Second, in addition to the recommended three day supply of food and water, consider storing additional water in larger storage tanks or drums in the garage, basement or storage shed. Plastic water storage tanks and drums, which are generally recommended, are relatively inexpensive. An additional 200 gallons of water storage would extend your water supply to 200 days for one person or 50 days for a family of four. Make sure to also have an emergency kit in your car as you might not be at home when an emergency situation occurs.
Third, be sure to include some simple water disinfectant tools available so that you can make use of any available raw water supplies. One such disinfectant is common, unscented, liquid, household bleach. Several simple techniques for disinfecting water are listed below. Boiling-Boil vigorously for one minute.
At altitudes above one mile, boil for three minutes. Chlorine Bleach-When boiling is not practical, chemical disinfection should be used. The two chemicals commonly used are chlorine and iodine. When the available chlorine in the bleach is known use the following ratios:1% - 10 drops per quart, 4 to 6% - 2 drops per quart, 7 to 10% - 1 drop per quart, if unknown use 10 drops per quart. If water is cloudy or the water temperature is extremely cold double, the amount of chlorine.
Tincture of Iodine-Common household iodine from the medicine chest or first aid kit may be used to disinfect water. Add five drops of 2 percent United States Pharmacopeia (U.S.P.) Tincture of iodine to each quart of clear water.
For cloudy water add ten drops and let the solution stand for at least 30 minutes. Fourth, there are a variety of small, portable water decontamination units specially made for hikers and backpackers. These units are designed to take raw water from streams or lakes and make it potable. Having one or two of these units per family of four is an excellent option. Plus, including one of these units in your emergency automobile kit is also recommended. Much of what is being done to protect our water supply can only really be effective if Americans themselves become informed and aware.
The American Water Works Association (AWWA) notes, "In many cities and small towns, the public is the first line of defense, serving as an extra set of eyes watching over key utility assets such as tanks, reservoirs and even fire hydrants." This first line of defense also extends to our families and communities by being prepared for a water system disruption.

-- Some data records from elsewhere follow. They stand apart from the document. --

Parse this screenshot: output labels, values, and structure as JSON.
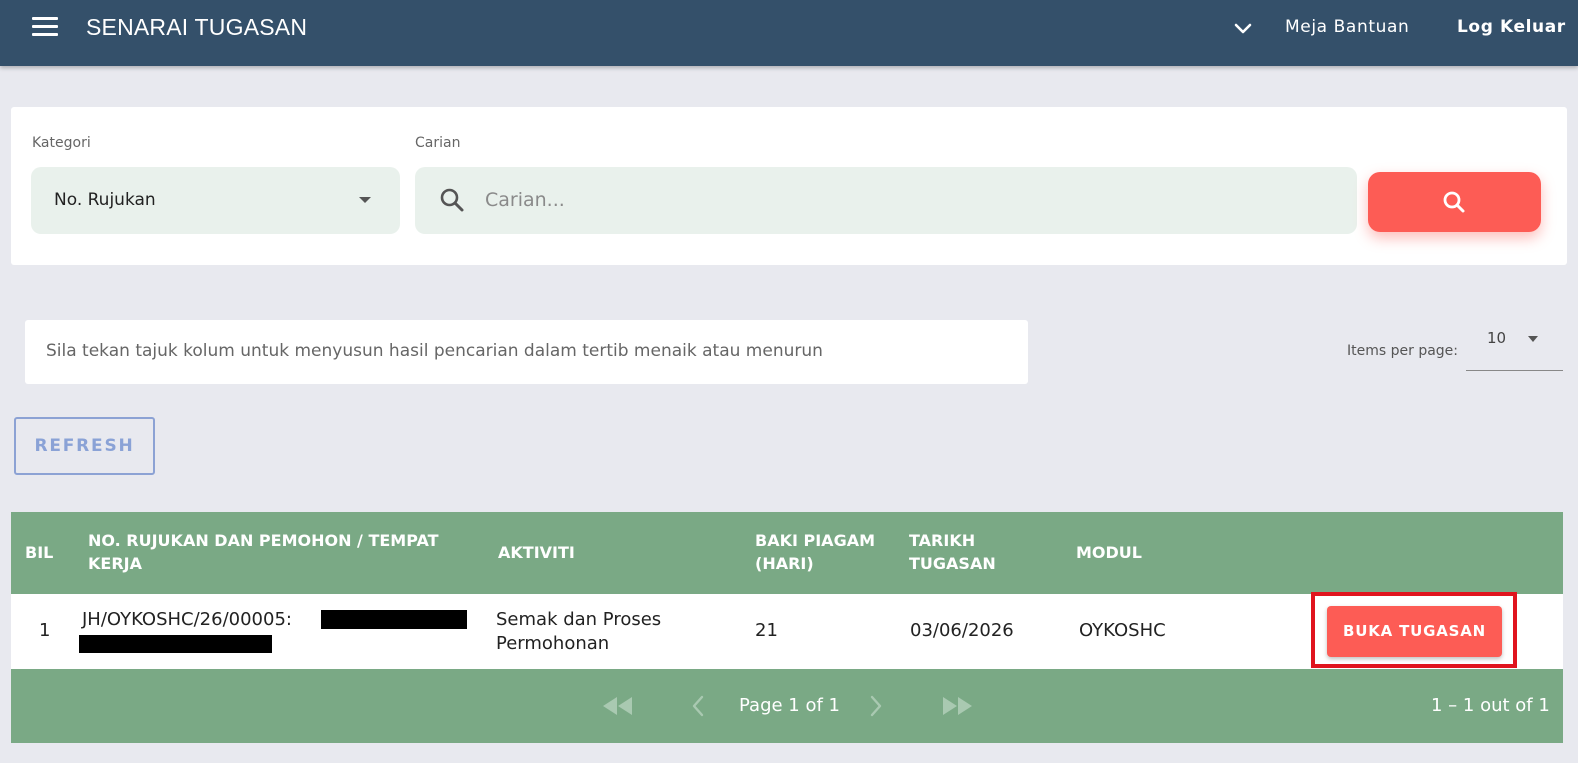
{
  "header": {
    "title": "SENARAI TUGASAN",
    "help_label": "Meja Bantuan",
    "logout_label": "Log Keluar"
  },
  "search": {
    "category_label": "Kategori",
    "category_value": "No. Rujukan",
    "query_label": "Carian",
    "query_placeholder": "Carian...",
    "query_value": ""
  },
  "hint": "Sila tekan tajuk kolum untuk menyusun hasil pencarian dalam tertib menaik atau menurun",
  "paging": {
    "items_per_page_label": "Items per page:",
    "items_per_page_value": "10",
    "page_text": "Page 1 of 1",
    "range_text": "1 – 1 out of 1"
  },
  "refresh_label": "REFRESH",
  "table": {
    "columns": [
      "BIL",
      "NO. RUJUKAN DAN PEMOHON / TEMPAT KERJA",
      "AKTIVITI",
      "BAKI PIAGAM (HARI)",
      "TARIKH TUGASAN",
      "MODUL"
    ],
    "rows": [
      {
        "bil": "1",
        "rujukan": "JH/OYKOSHC/26/00005:",
        "aktiviti": "Semak dan Proses Permohonan",
        "baki": "21",
        "tarikh": "03/06/2026",
        "modul": "OYKOSHC",
        "action_label": "BUKA TUGASAN"
      }
    ]
  },
  "colors": {
    "topbar": "#34506a",
    "accent_red": "#fd5c55",
    "table_green": "#7aa985",
    "input_bg": "#e9f1ec",
    "highlight_border": "#e0141e"
  },
  "icons": {
    "menu": "hamburger-menu-icon",
    "dropdown": "chevron-down-icon",
    "search": "magnifier-icon",
    "first": "double-arrow-left-icon",
    "prev": "chevron-left-icon",
    "next": "chevron-right-icon",
    "last": "double-arrow-right-icon"
  }
}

H. Court Young is a writer, author, publisher and a geologist interested in water and terrorism issues. His books about water and terrorism can be found at http://www.waterconflicts.com and http://www.understandingwaterandterrorism.com